Atherden, M. A. (1972) A contribution to the vegetation and land use history of the eastern-central north York Moors. Doctoral thesis, Durham University.
The vegetation history of an area of l00km(^2) in the eastern-central area of the Worth York Moors is studied by means of pollen diagrams from five contrasting sites. At two of these sites the peat began to form near the beginning of the Post-glacial period, while at the other three sites the deposits date from the first millennium B.C. Pollen analytical zones V to VIIb are distinguished on the diagrams (after Godwin), and for the post-Neolithic period a set of zones (A to G) is delimited, which are correlated between the diagrams. Factors In the history of the vegetation are discussed, and In particular an attempt Is made to assess the part played by Man in modifying the vegetation cover. Zones of clearance activity and woodland regeneration are distinguished. The first major clearance occurred in the Iron Age - Romano-British times, with others in the Viking - Medieval period and from the eighteenth century to the present day. Details of land use practices in these zones are discussed and an attempt is made to correlate these with the known archaeological and documentary evidence for the area, A survey of the contemporary pollen allows some conclusion to be drawn about the dispersal and deposition of pollen within the study area. These results are applied to the sub-fossil pollen diagrams in an attempt to identify probable catchment areas and to seek out the limitations of each of the sites. In conclusion, the need for management and conservation of the vegetation cover in the future is stressed.

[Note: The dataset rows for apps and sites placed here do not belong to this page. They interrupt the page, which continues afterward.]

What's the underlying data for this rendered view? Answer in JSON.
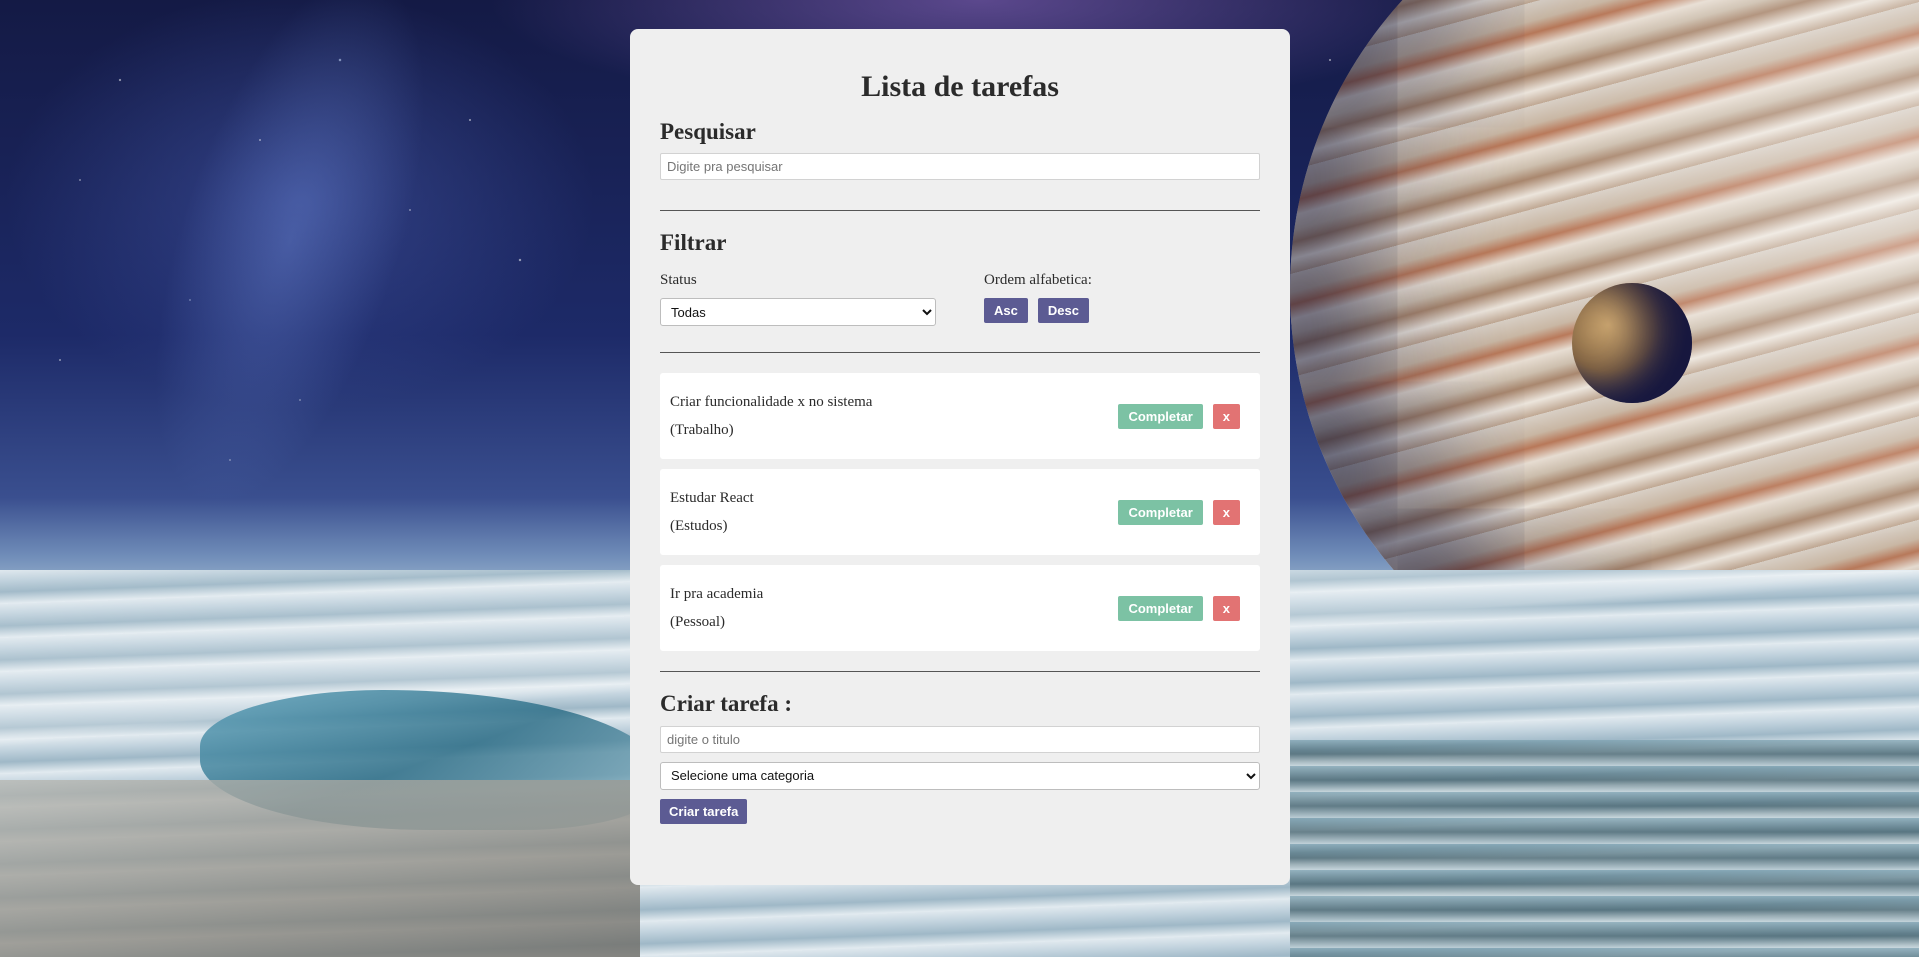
{
  "app": {
    "title": "Lista de tarefas"
  },
  "search": {
    "heading": "Pesquisar",
    "placeholder": "Digite pra pesquisar",
    "value": ""
  },
  "filter": {
    "heading": "Filtrar",
    "status_label": "Status",
    "status_selected": "Todas",
    "order_label": "Ordem alfabetica:",
    "asc_label": "Asc",
    "desc_label": "Desc"
  },
  "todos": [
    {
      "title": "Criar funcionalidade x no sistema",
      "category": "(Trabalho)",
      "complete_label": "Completar",
      "remove_label": "x"
    },
    {
      "title": "Estudar React",
      "category": "(Estudos)",
      "complete_label": "Completar",
      "remove_label": "x"
    },
    {
      "title": "Ir pra academia",
      "category": "(Pessoal)",
      "complete_label": "Completar",
      "remove_label": "x"
    }
  ],
  "create": {
    "heading": "Criar tarefa :",
    "title_placeholder": "digite o titulo",
    "category_selected": "Selecione uma categoria",
    "submit_label": "Criar tarefa"
  },
  "colors": {
    "card_bg": "#efefef",
    "primary": "#5c5b93",
    "complete": "#7cc2a4",
    "remove": "#e27373"
  }
}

|Item Type:||Thesis (Doctoral)|
|Award:||Doctor of Philosophy|
|Copyright:||Copyright of this thesis is held by the author|
|Deposited On:||14 Mar 2014 16:14|